BRIEF:
With the pictures excluded, repeat every entry exactly.

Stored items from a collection
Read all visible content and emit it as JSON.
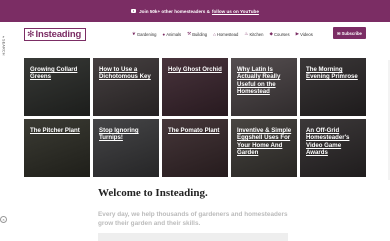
{
  "topbar": {
    "text": "Join 50k+ other homesteaders &",
    "link": "follow us on YouTube",
    "icon": "youtube-icon"
  },
  "header": {
    "logo_text": "Insteading",
    "nav": [
      {
        "label": "Gardening",
        "icon": "leaf-icon"
      },
      {
        "label": "Animals",
        "icon": "paw-icon"
      },
      {
        "label": "Building",
        "icon": "hammer-icon"
      },
      {
        "label": "Homestead",
        "icon": "home-icon"
      },
      {
        "label": "Kitchen",
        "icon": "spoon-icon"
      },
      {
        "label": "Courses",
        "icon": "graduation-icon"
      },
      {
        "label": "Videos",
        "icon": "play-icon"
      }
    ],
    "subscribe_label": "Subscribe"
  },
  "search_tab_label": "SEARCH",
  "tiles": [
    {
      "title": "Growing Collard Greens"
    },
    {
      "title": "How to Use a Dichotomous Key"
    },
    {
      "title": "Holy Ghost Orchid"
    },
    {
      "title": "Why Latin Is Actually Really Useful on the Homestead"
    },
    {
      "title": "The Morning Evening Primrose"
    },
    {
      "title": "The Pitcher Plant"
    },
    {
      "title": "Stop Ignoring Turnips!"
    },
    {
      "title": "The Pomato Plant"
    },
    {
      "title": "Inventive & Simple Eggshell Uses For Your Home And Garden"
    },
    {
      "title": "An Off-Grid Homesteader's Video Game Awards"
    }
  ],
  "welcome": {
    "heading": "Welcome to Insteading.",
    "intro": "Every day, we help thousands of gardeners and homesteaders grow their garden and their skills."
  },
  "colors": {
    "brand": "#7b2d64"
  }
}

SOLUTION TO THE PROBLEM:
Read all visible content and emit it as JSON.
{
  "topbar": {
    "text": "Join 50k+ other homesteaders &",
    "link": "follow us on YouTube",
    "icon": "youtube-icon"
  },
  "header": {
    "logo_text": "Insteading",
    "nav": [
      {
        "label": "Gardening",
        "icon": "leaf-icon"
      },
      {
        "label": "Animals",
        "icon": "paw-icon"
      },
      {
        "label": "Building",
        "icon": "hammer-icon"
      },
      {
        "label": "Homestead",
        "icon": "home-icon"
      },
      {
        "label": "Kitchen",
        "icon": "spoon-icon"
      },
      {
        "label": "Courses",
        "icon": "graduation-icon"
      },
      {
        "label": "Videos",
        "icon": "play-icon"
      }
    ],
    "subscribe_label": "Subscribe"
  },
  "search_tab_label": "SEARCH",
  "tiles": [
    {
      "title": "Growing Collard Greens"
    },
    {
      "title": "How to Use a Dichotomous Key"
    },
    {
      "title": "Holy Ghost Orchid"
    },
    {
      "title": "Why Latin Is Actually Really Useful on the Homestead"
    },
    {
      "title": "The Morning Evening Primrose"
    },
    {
      "title": "The Pitcher Plant"
    },
    {
      "title": "Stop Ignoring Turnips!"
    },
    {
      "title": "The Pomato Plant"
    },
    {
      "title": "Inventive & Simple Eggshell Uses For Your Home And Garden"
    },
    {
      "title": "An Off-Grid Homesteader's Video Game Awards"
    }
  ],
  "welcome": {
    "heading": "Welcome to Insteading.",
    "intro": "Every day, we help thousands of gardeners and homesteaders grow their garden and their skills."
  },
  "colors": {
    "brand": "#7b2d64"
  }
}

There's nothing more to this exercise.